Could the data below be copied exactly, minus the pictures?

^^^^

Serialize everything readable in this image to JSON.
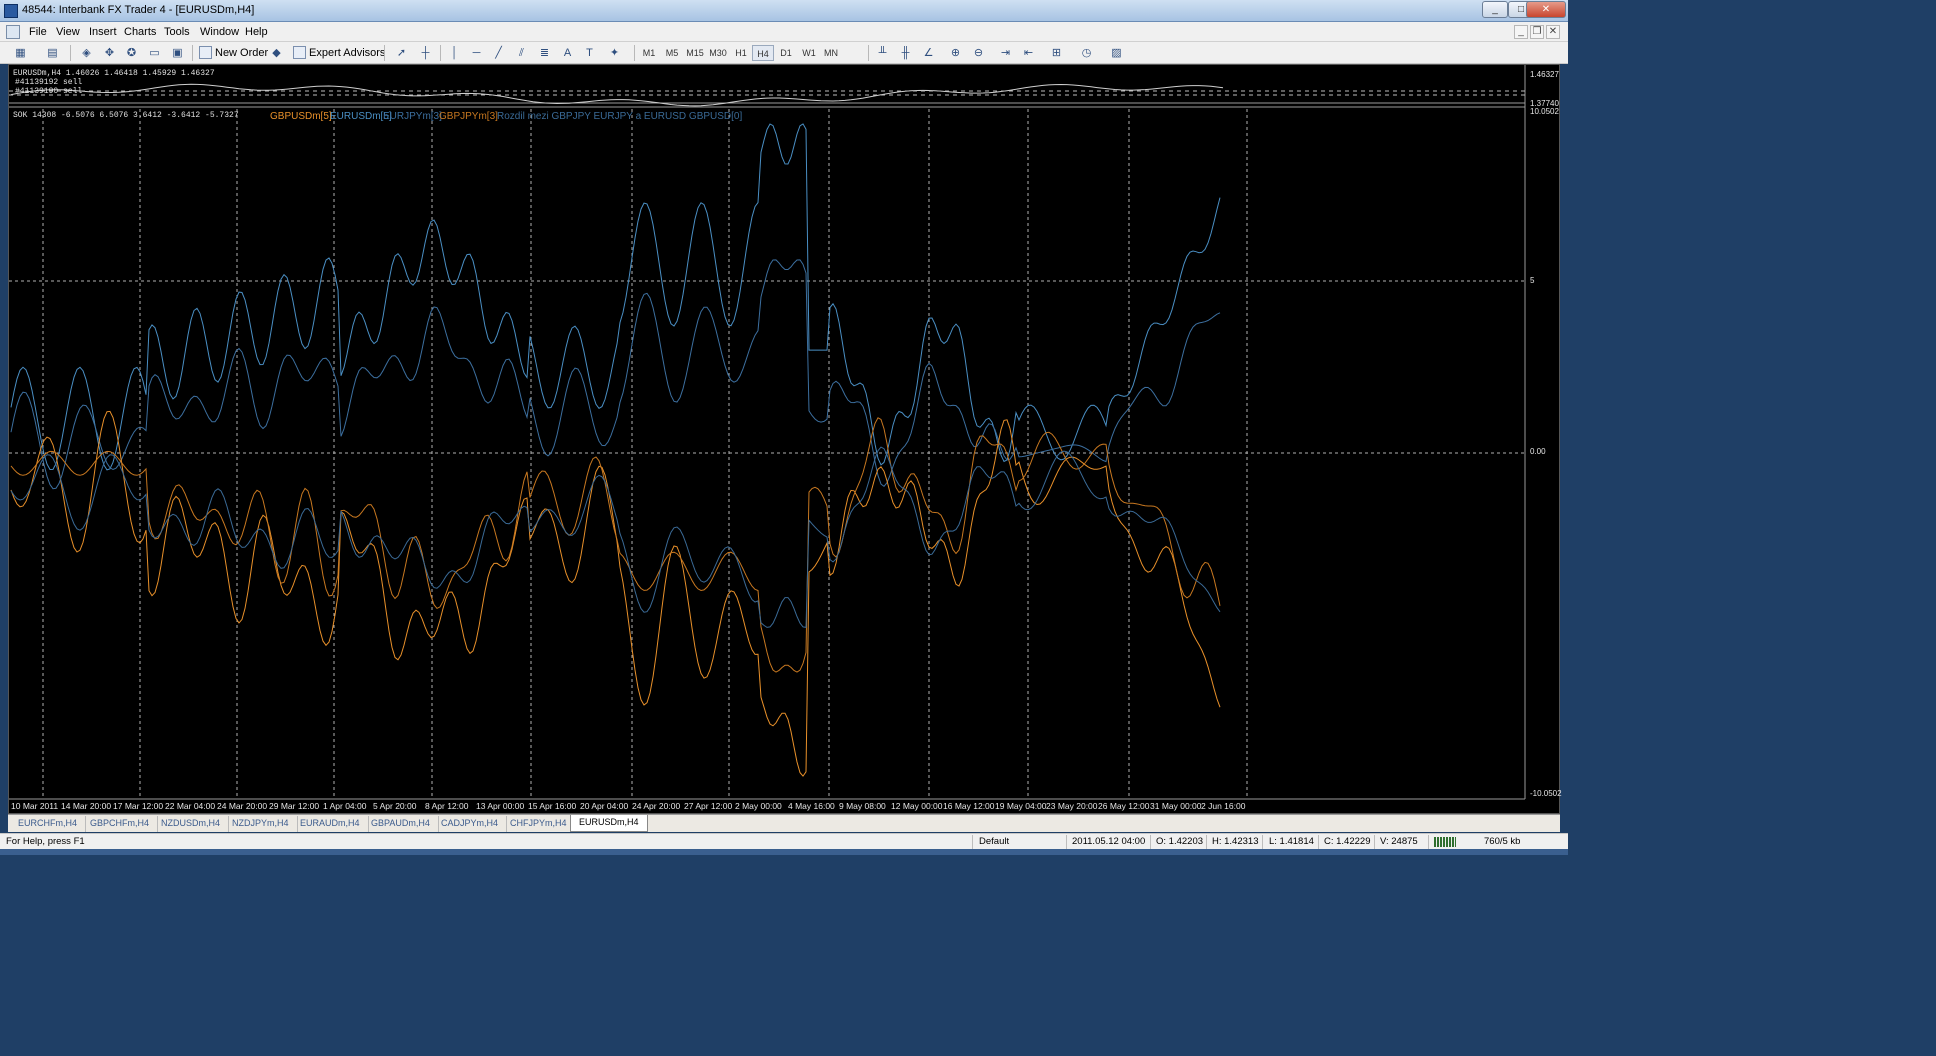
{
  "window": {
    "title": "48544: Interbank FX Trader 4 - [EURUSDm,H4]",
    "minimize": "_",
    "maximize": "□",
    "close": "✕"
  },
  "menu": [
    "File",
    "View",
    "Insert",
    "Charts",
    "Tools",
    "Window",
    "Help"
  ],
  "toolbar": {
    "new_order": "New Order",
    "expert_advisors": "Expert Advisors",
    "timeframes": [
      "M1",
      "M5",
      "M15",
      "M30",
      "H1",
      "H4",
      "D1",
      "W1",
      "MN"
    ],
    "active_timeframe": "H4"
  },
  "chart": {
    "symbol_info": "EURUSDm,H4  1.46026 1.46418 1.45929 1.46327",
    "orders": [
      "#41139192 sell",
      "#41139190 sell"
    ],
    "indicator_info": "SOK 14308 -6.5076 6.5076 3.6412 -3.6412 -5.7327",
    "legend": [
      {
        "text": "GBPUSDm[5]",
        "color": "#e8902a"
      },
      {
        "text": "EURUSDm[5]",
        "color": "#4a8fc4"
      },
      {
        "text": "EURJPYm[3]",
        "color": "#3c6f9f"
      },
      {
        "text": "GBPJPYm[3]",
        "color": "#c87820"
      },
      {
        "text": "Rozdil mezi GBPJPY EURJPY  a EURUSD GBPUSD[0]",
        "color": "#3a6a96"
      }
    ],
    "price_labels": {
      "top": "1.46327",
      "mid": "1.37740"
    },
    "y_labels": [
      {
        "text": "10.0502",
        "value": 10.0502
      },
      {
        "text": "5",
        "value": 5
      },
      {
        "text": "0.00",
        "value": 0
      },
      {
        "text": "-10.0502",
        "value": -10.0502
      }
    ],
    "x_labels": [
      "10 Mar 2011",
      "14 Mar 20:00",
      "17 Mar 12:00",
      "22 Mar 04:00",
      "24 Mar 20:00",
      "29 Mar 12:00",
      "1 Apr 04:00",
      "5 Apr 20:00",
      "8 Apr 12:00",
      "13 Apr 00:00",
      "15 Apr 16:00",
      "20 Apr 04:00",
      "24 Apr 20:00",
      "27 Apr 12:00",
      "2 May 00:00",
      "4 May 16:00",
      "9 May 08:00",
      "12 May 00:00",
      "16 May 12:00",
      "19 May 04:00",
      "23 May 20:00",
      "26 May 12:00",
      "31 May 00:00",
      "2 Jun 16:00"
    ]
  },
  "tabs": [
    "EURCHFm,H4",
    "GBPCHFm,H4",
    "NZDUSDm,H4",
    "NZDJPYm,H4",
    "EURAUDm,H4",
    "GBPAUDm,H4",
    "CADJPYm,H4",
    "CHFJPYm,H4",
    "EURUSDm,H4"
  ],
  "active_tab": "EURUSDm,H4",
  "status": {
    "help": "For Help, press F1",
    "profile": "Default",
    "datetime": "2011.05.12 04:00",
    "open": "O: 1.42203",
    "high": "H: 1.42313",
    "low": "L: 1.41814",
    "close": "C: 1.42229",
    "volume": "V: 24875",
    "traffic": "760/5 kb"
  }
}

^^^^

Solution:
Serialize everything readable in this image to JSON.
{
  "window": {
    "title": "48544: Interbank FX Trader 4 - [EURUSDm,H4]",
    "minimize": "_",
    "maximize": "□",
    "close": "✕"
  },
  "menu": [
    "File",
    "View",
    "Insert",
    "Charts",
    "Tools",
    "Window",
    "Help"
  ],
  "toolbar": {
    "new_order": "New Order",
    "expert_advisors": "Expert Advisors",
    "timeframes": [
      "M1",
      "M5",
      "M15",
      "M30",
      "H1",
      "H4",
      "D1",
      "W1",
      "MN"
    ],
    "active_timeframe": "H4"
  },
  "chart": {
    "symbol_info": "EURUSDm,H4  1.46026 1.46418 1.45929 1.46327",
    "orders": [
      "#41139192 sell",
      "#41139190 sell"
    ],
    "indicator_info": "SOK 14308 -6.5076 6.5076 3.6412 -3.6412 -5.7327",
    "legend": [
      {
        "text": "GBPUSDm[5]",
        "color": "#e8902a"
      },
      {
        "text": "EURUSDm[5]",
        "color": "#4a8fc4"
      },
      {
        "text": "EURJPYm[3]",
        "color": "#3c6f9f"
      },
      {
        "text": "GBPJPYm[3]",
        "color": "#c87820"
      },
      {
        "text": "Rozdil mezi GBPJPY EURJPY  a EURUSD GBPUSD[0]",
        "color": "#3a6a96"
      }
    ],
    "price_labels": {
      "top": "1.46327",
      "mid": "1.37740"
    },
    "y_labels": [
      {
        "text": "10.0502",
        "value": 10.0502
      },
      {
        "text": "5",
        "value": 5
      },
      {
        "text": "0.00",
        "value": 0
      },
      {
        "text": "-10.0502",
        "value": -10.0502
      }
    ],
    "x_labels": [
      "10 Mar 2011",
      "14 Mar 20:00",
      "17 Mar 12:00",
      "22 Mar 04:00",
      "24 Mar 20:00",
      "29 Mar 12:00",
      "1 Apr 04:00",
      "5 Apr 20:00",
      "8 Apr 12:00",
      "13 Apr 00:00",
      "15 Apr 16:00",
      "20 Apr 04:00",
      "24 Apr 20:00",
      "27 Apr 12:00",
      "2 May 00:00",
      "4 May 16:00",
      "9 May 08:00",
      "12 May 00:00",
      "16 May 12:00",
      "19 May 04:00",
      "23 May 20:00",
      "26 May 12:00",
      "31 May 00:00",
      "2 Jun 16:00"
    ]
  },
  "tabs": [
    "EURCHFm,H4",
    "GBPCHFm,H4",
    "NZDUSDm,H4",
    "NZDJPYm,H4",
    "EURAUDm,H4",
    "GBPAUDm,H4",
    "CADJPYm,H4",
    "CHFJPYm,H4",
    "EURUSDm,H4"
  ],
  "active_tab": "EURUSDm,H4",
  "status": {
    "help": "For Help, press F1",
    "profile": "Default",
    "datetime": "2011.05.12 04:00",
    "open": "O: 1.42203",
    "high": "H: 1.42313",
    "low": "L: 1.41814",
    "close": "C: 1.42229",
    "volume": "V: 24875",
    "traffic": "760/5 kb"
  }
}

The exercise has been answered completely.